They include Michael Collins, Eamon De Valera, Countess Markievicz and Dr Kathleen Lynn. People are either released or deported to England. Some are court martialed within the barracks and fourteen insurgents are executed in nearby Kilmainham Gaol. British Prime Minister Henry Asquith visits Richmond Barracks and a stay of executions follows.
In his memoir of being interned, the nationalist Darrell Figgis writes:
Richmond Barracks was for the military the clearing house for the Rebels; for the police it was the last chance of a stroke
He appears to have become disillusioned with warfare as he mourns his friend Thomas McDonagh, executed as a leader of the Easter Rising.
Ledwidge is later killed in Belgium, where he was fighting in the Battle of Ypres.
With the exception of the North East, where Unionist and pro-British areas vote to stay within the United Kingdom.

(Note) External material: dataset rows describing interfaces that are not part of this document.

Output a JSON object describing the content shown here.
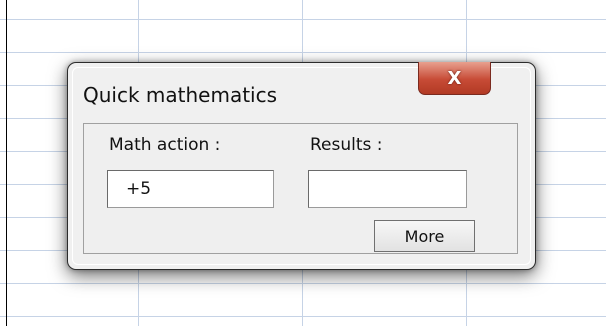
{
  "dialog": {
    "title": "Quick mathematics",
    "close_label": "X"
  },
  "form": {
    "math_action_label": "Math action :",
    "math_action_value": "+5",
    "results_label": "Results :",
    "results_value": "",
    "more_label": "More"
  },
  "colors": {
    "grid_line": "#c6d3e6",
    "close_button": "#c74b36",
    "dialog_bg": "#f0f0f0"
  }
}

Members of the Irish Republican Army (IRA) and Cumann na mBan (women’s support group to the IRA/Irish Volunteers) wage a guerilla war, the War of Independence, against British state forces.
The King’s Own Royal Lancaster Regiment Third Battalion arrive at Richmond Barracks and are absorbed into the First Battalion, King’s Own Regiment, who remain in place until Richmond Barracks is handed over to the Irish Free State.
The Barracks is renamed Kehoe Barracks, after the late General Commandant, Tom Kehoe. Kehoe had been a member of ‘The Squad’, the Irish Republican Army assassination team directed by Michael Collins, who killed members of the ‘G Division’, British intelligence officers, some of whom had processed rebel prisoners in Richmond Barracks in 1916.
Dublin Corporation house families in the Barracks buildings as well as in renovated cottages. Renamed Kehoe Square (sometimes spelled Keogh) the tenants come to be known locally, as Barrackers.
It is used to accommodate the growing numbers in the parish.
It uses the old recreation rooms and the gymnasium for physical exercise.
It includes St Michael’s Family Resource Centre, which plays an important role in the area.
The rooms and the gym it occupies become vacant and fall into disrepair. The cupola in the gym and the veranda had been removed by this time.
Plans are developed to restore the gym and remaining rooms. The Richmond Barracks Advisory Committee includes local activists and Dublin City Council members.
Purcell construction and Blackwood Associates architects are contracted to carry out the restoration.
Local group, The Yarn School, create a Commemoration Quilt in honour of the seventy seven women detained in Richmond Barracks in 1916.
Culture Connects, a programme of cultural activities that celebrate the experiences and interests of the local communities and people, is launched with activities taking place both online and in person.
Richmond Barracks becomes home to Inchicore library while it undergoes refurbishment works and the first Historian-in-Residence for Children is based in the building.
To find out more and discover how you can get involved, take a look at the What's On page.